- David P. Silcox, Executor for the Estate of Harold Town, 2003

Harold Town's work is included in Canadian and American art institutions such as the National Gallery of Canada, the Art Gallery of Ontario, the Montreal Museum of Fine Arts, the Museum of Modern Art, the Solomon R. Guggenheim Museum, and other leading international galleries.

Past Exhibitions

Harold Town
Selected Works: 1953 - 1982
November 1 to November 21, 2014

This exhibition showcases paintings done by Harold Town throughout his extensive career, spanning from the early 1950's and ending a few years before his death in 1990.

(image: Ship of Dreams)

Harold Town
Toy Horses
March 22 to April 7, 2011

This exhibition displays the works of one of Harold Town's most popular series, Toy Horse.

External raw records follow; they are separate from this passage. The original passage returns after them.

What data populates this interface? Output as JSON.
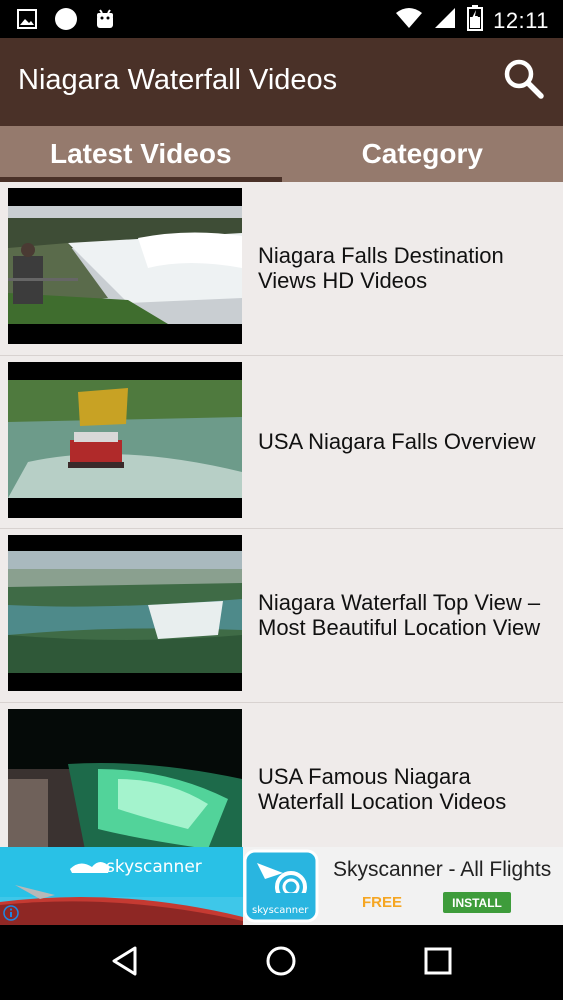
{
  "status_bar": {
    "time": "12:11",
    "left_icons": [
      "image-icon",
      "circle-icon",
      "android-icon"
    ],
    "right_icons": [
      "wifi-icon",
      "signal-icon",
      "battery-icon"
    ]
  },
  "app_bar": {
    "title": "Niagara Waterfall Videos",
    "search_icon": "search-icon"
  },
  "tabs": [
    {
      "label": "Latest Videos",
      "active": true
    },
    {
      "label": "Category",
      "active": false
    }
  ],
  "videos": [
    {
      "title": "Niagara Falls Destination Views HD Videos"
    },
    {
      "title": "USA Niagara Falls Overview"
    },
    {
      "title": "Niagara Waterfall Top View – Most Beautiful Location View"
    },
    {
      "title": "USA Famous Niagara Waterfall Location Videos"
    }
  ],
  "ad": {
    "banner_brand": "skyscanner",
    "icon_brand": "skyscanner",
    "app_name": "Skyscanner - All Flights",
    "price": "FREE",
    "install_label": "INSTALL",
    "info_icon": "info-icon"
  },
  "nav_bar": {
    "buttons": [
      "back-icon",
      "home-icon",
      "recents-icon"
    ]
  },
  "colors": {
    "app_bar": "#4a3128",
    "tab_bar": "#957a6d",
    "list_bg": "#efebea",
    "install_green": "#3e9c3b",
    "free_orange": "#f5a623"
  }
}
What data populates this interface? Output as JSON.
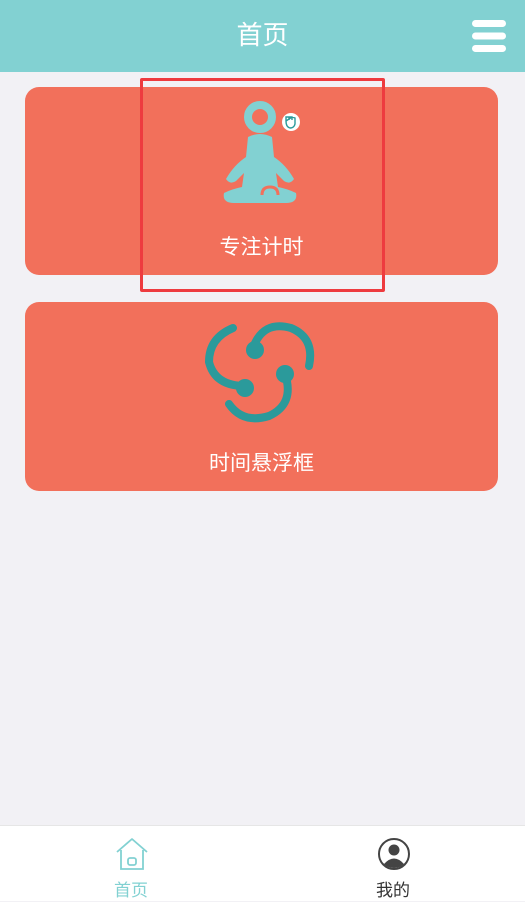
{
  "header": {
    "title": "首页",
    "menu_icon": "hamburger-menu-icon"
  },
  "cards": [
    {
      "label": "专注计时",
      "icon": "meditation-icon"
    },
    {
      "label": "时间悬浮框",
      "icon": "swirl-icon"
    }
  ],
  "tabbar": {
    "items": [
      {
        "label": "首页",
        "icon": "home-icon",
        "active": true
      },
      {
        "label": "我的",
        "icon": "user-icon",
        "active": false
      }
    ]
  },
  "colors": {
    "header_bg": "#82d1d2",
    "card_bg": "#f2705b",
    "icon_teal": "#82d1d2",
    "swirl_teal": "#2b9a9b",
    "highlight": "#ee3b3f",
    "page_bg": "#f2f1f5",
    "tab_active": "#82d1d2"
  }
}
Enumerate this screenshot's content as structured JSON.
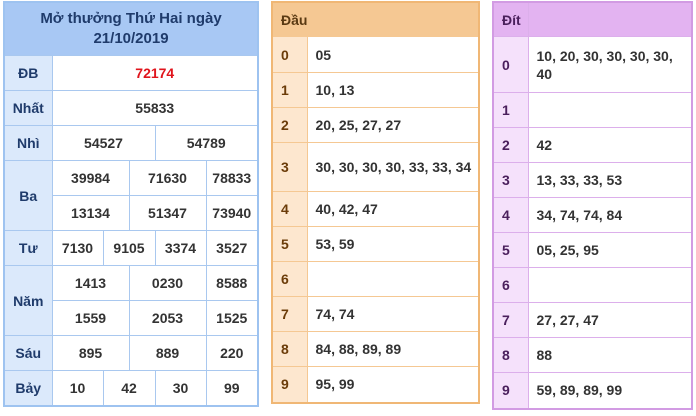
{
  "result": {
    "title": "Mở thưởng Thứ Hai ngày",
    "date": "21/10/2019",
    "db_label": "ĐB",
    "db": "72174",
    "nhat_label": "Nhất",
    "nhat": "55833",
    "nhi_label": "Nhì",
    "nhi": [
      "54527",
      "54789"
    ],
    "ba_label": "Ba",
    "ba": [
      "39984",
      "71630",
      "78833",
      "13134",
      "51347",
      "73940"
    ],
    "tu_label": "Tư",
    "tu": [
      "7130",
      "9105",
      "3374",
      "3527"
    ],
    "nam_label": "Năm",
    "nam": [
      "1413",
      "0230",
      "8588",
      "1559",
      "2053",
      "1525"
    ],
    "sau_label": "Sáu",
    "sau": [
      "895",
      "889",
      "220"
    ],
    "bay_label": "Bảy",
    "bay": [
      "10",
      "42",
      "30",
      "99"
    ]
  },
  "dau": {
    "header": "Đầu",
    "rows": [
      {
        "k": "0",
        "v": "05"
      },
      {
        "k": "1",
        "v": "10, 13"
      },
      {
        "k": "2",
        "v": "20, 25, 27, 27"
      },
      {
        "k": "3",
        "v": "30, 30, 30, 30, 33, 33, 34"
      },
      {
        "k": "4",
        "v": "40, 42, 47"
      },
      {
        "k": "5",
        "v": "53, 59"
      },
      {
        "k": "6",
        "v": ""
      },
      {
        "k": "7",
        "v": "74, 74"
      },
      {
        "k": "8",
        "v": "84, 88, 89, 89"
      },
      {
        "k": "9",
        "v": "95, 99"
      }
    ]
  },
  "dit": {
    "header": "Đít",
    "rows": [
      {
        "k": "0",
        "v": "10, 20, 30, 30, 30, 30, 40"
      },
      {
        "k": "1",
        "v": ""
      },
      {
        "k": "2",
        "v": "42"
      },
      {
        "k": "3",
        "v": "13, 33, 33, 53"
      },
      {
        "k": "4",
        "v": "34, 74, 74, 84"
      },
      {
        "k": "5",
        "v": "05, 25, 95"
      },
      {
        "k": "6",
        "v": ""
      },
      {
        "k": "7",
        "v": "27, 27, 47"
      },
      {
        "k": "8",
        "v": "88"
      },
      {
        "k": "9",
        "v": "59, 89, 89, 99"
      }
    ]
  }
}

This series, a collection which spans almost a decade, was inspired by a small antique Christmas present Harold Town received: a tin horse with pedals

(image: Toy Horse #229)

Note: sold indicates the piece has been sold.

Daphne OdjigDaphne Odjig, Canadian Indigenous Artist and Icon Dies at 97. Click here for more details.

Odjig is frequently referred to as the "Grandmother of Indigenous Art." She has been the recipient of many awards, honours and recognitions for her works, to name a few: The Order of Canada, the Governor General's Award, and eight Honorary Doctorates. Her works have been shown in the National Gallery of Canada, The McMichael Canadian Art Collection, the Canadian Museum of Civilization and the Art Gallery of Ontario.

She established the first native-run fine art print house in Winnipeg, Manitoba in 1971. Known as 'Odjig Indian Prints,' this print house was so successful that it evolved into an Indigenous gallery space in 1974, called the New Warehouse Gallery, run by Odjig and her husband, Chester Beavon. She was also a founding member of the Indian Group of Seven. This artistic group's purpose was to promote Contemporary Indigenous art and artists.

Alex JanvierAlex Janvier's major retrospective, "Alex Janvier: Modern Indigenous Master" is now open at the McMichael Canadian Art Collection in Kleinburg, Ontario until January 21st, 2018. Afterwards, it will travel to the Beaverbrook Art Gallery in Fredericton and the Glenbow Museum in Calgary.

This exhibition was recently on display at the National Gallery of Canada in Ottawa and the MacKenzie Art Gallery in Regina. Alex Janvier is one of Canada's most acclaimed contemporary artists. His career of sixty-five years has yielded thousands of paintings, and more than twenty-five murals and public commissions. (Photo credit: Kim Griffiths)

Rita Letendre

It is with profound sadness that Gallery Gevik announces the passing of our dear friend Rita Letendre, one of Canada’s most renowned, trailblazing artists. She passed away on November 20, 2021 after a long illness. She was 93 years old.